Overhead of grilled corn and grains in bowl

Colored rices are splashing across U.S. menus, evidenced by the recently released National Restaurant Association’s 2011 What’s Hot survey of chef-members of the American Culinary Federation.

Dominating starches and side dishes? Rices in black and red. 

Also picking up on the trend are the folks at the National Culinary Review with a stunning profile of red rice in their February issue.

Several drivers of interest in include novelty on the plate and greater demand for heirloom foods. More important, black and red rices carry a better-for-you nutritional profile, according to Michael Holleman, Director of Culinary Development for category leader InHarvest.

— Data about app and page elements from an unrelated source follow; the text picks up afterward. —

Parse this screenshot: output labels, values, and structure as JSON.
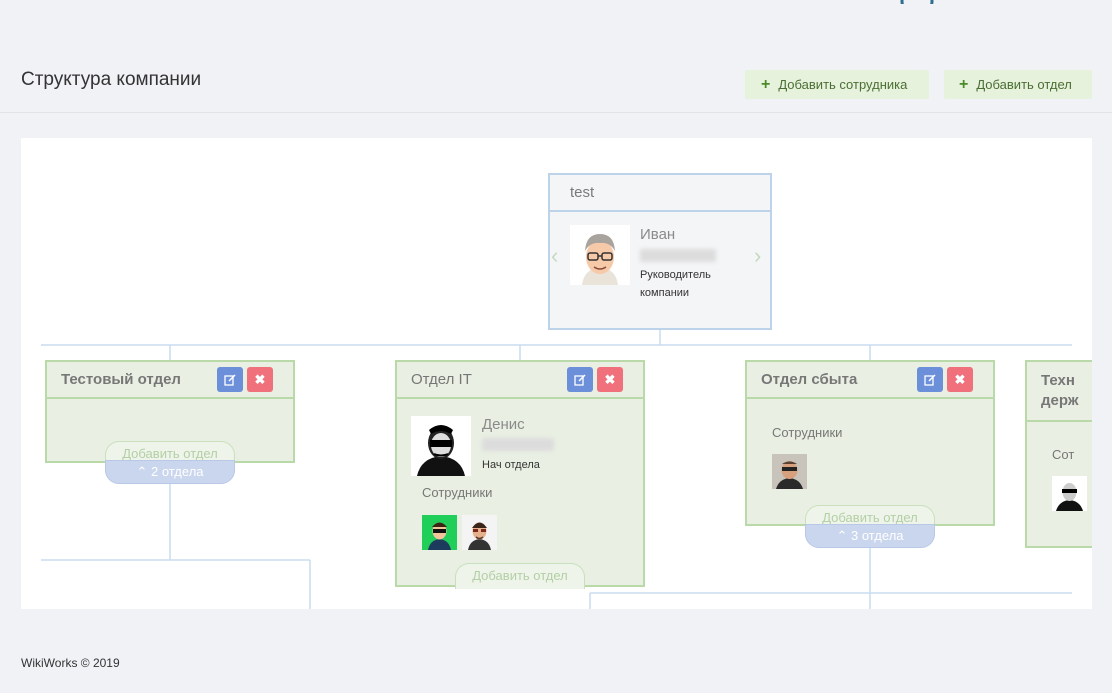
{
  "header": {
    "title": "Структура компании",
    "add_employee_label": "Добавить сотрудника",
    "add_department_label": "Добавить отдел",
    "plus_icon": "plus-icon"
  },
  "root": {
    "title": "test",
    "person_name": "Иван",
    "person_role": "Руководитель компании"
  },
  "departments": [
    {
      "title": "Тестовый отдел",
      "add_label": "Добавить отдел",
      "count_label": "2 отдела"
    },
    {
      "title": "Отдел IT",
      "person_name": "Денис",
      "person_role": "Нач отдела",
      "employees_label": "Сотрудники",
      "add_label": "Добавить отдел"
    },
    {
      "title": "Отдел сбыта",
      "employees_label": "Сотрудники",
      "add_label": "Добавить отдел",
      "count_label": "3 отдела"
    },
    {
      "title": "Техн держ",
      "employees_label": "Сот"
    }
  ],
  "footer": {
    "text": "WikiWorks © 2019"
  },
  "colors": {
    "card_green_bg": "#e9f0e3",
    "card_green_border": "#b9d9a8",
    "root_border": "#bcd3ea",
    "edit_button": "#6b8fd8",
    "delete_button": "#f0717b",
    "add_button_bg": "#e6f2dc"
  }
}
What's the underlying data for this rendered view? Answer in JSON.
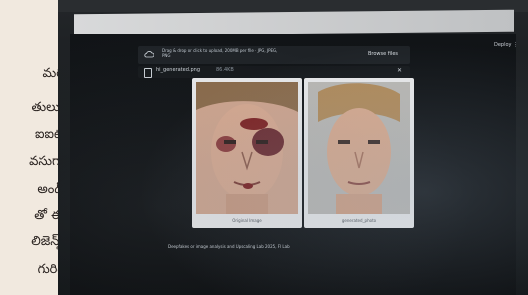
{
  "side_text": {
    "lines": [
      "మరీ",
      "తులు,",
      "ఐఐటీ",
      "వసుగా",
      "అండ్",
      "తో ఈ",
      "లిజెన్స్",
      "గురిం"
    ]
  },
  "screen": {
    "upload_text": "Drag & drop or click to upload, 200MB per file · JPG, JPEG, PNG",
    "browse_button": "Browse files",
    "right_menu": "Deploy ⋮",
    "file_name": "hi_generated.png",
    "file_size": "86.4KB",
    "close_symbol": "✕",
    "image_left_caption": "Original Image",
    "image_right_caption": "generated_photo",
    "footer_text": "Deepfakes or image analysis and Upscaling Lab 2025, Fl Lab"
  }
}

“Our red and black rices offer the whole-grain goodness that an increasing number of diners seek,” he says. “What’s more, both rices contain anthocyanins—the antioxidants found in blueberries, grapes and acai—that have been linked to a decreased risk of heart disease and cancer.”

Red and black rices are nuttier-tasting and heartier than white rice, making them strategic in development of rice dishes with customer appeal. And for enhanced menu intrigue through color, red rice retains its hue when cooked, whereas black rice turns a stunning deep, dark purple.

Look no further if you want to bring this trend to your menu. InHarvest offers up a veritable rainbow palette of rices.

  • Red Rice
    • Red Jasmine – imported from regions beyond the Himalayan Mountains.
  • Black Rice
  • Blends and Other Rices 
    • Aztec Blend – Colusari™ Red Rice, amaranth, brown rice and multi-colored split peas 
    • Mountain Red Blend – a mélange of Red Jasmine and Ulikan rices, heirloom white rice, black quinoa and green lentils 
    • Whole Grain 5 Blend  – Colusari™ Red Rice, grano, wild rice, sprouted brown rice and parboiled long-grain brown rice
    • Bamboo Rice from China – a stunning green rice that gets it’s color from green tea extract. 
    • Brown Basmati Rice – A short-grain, aromatic rice from India.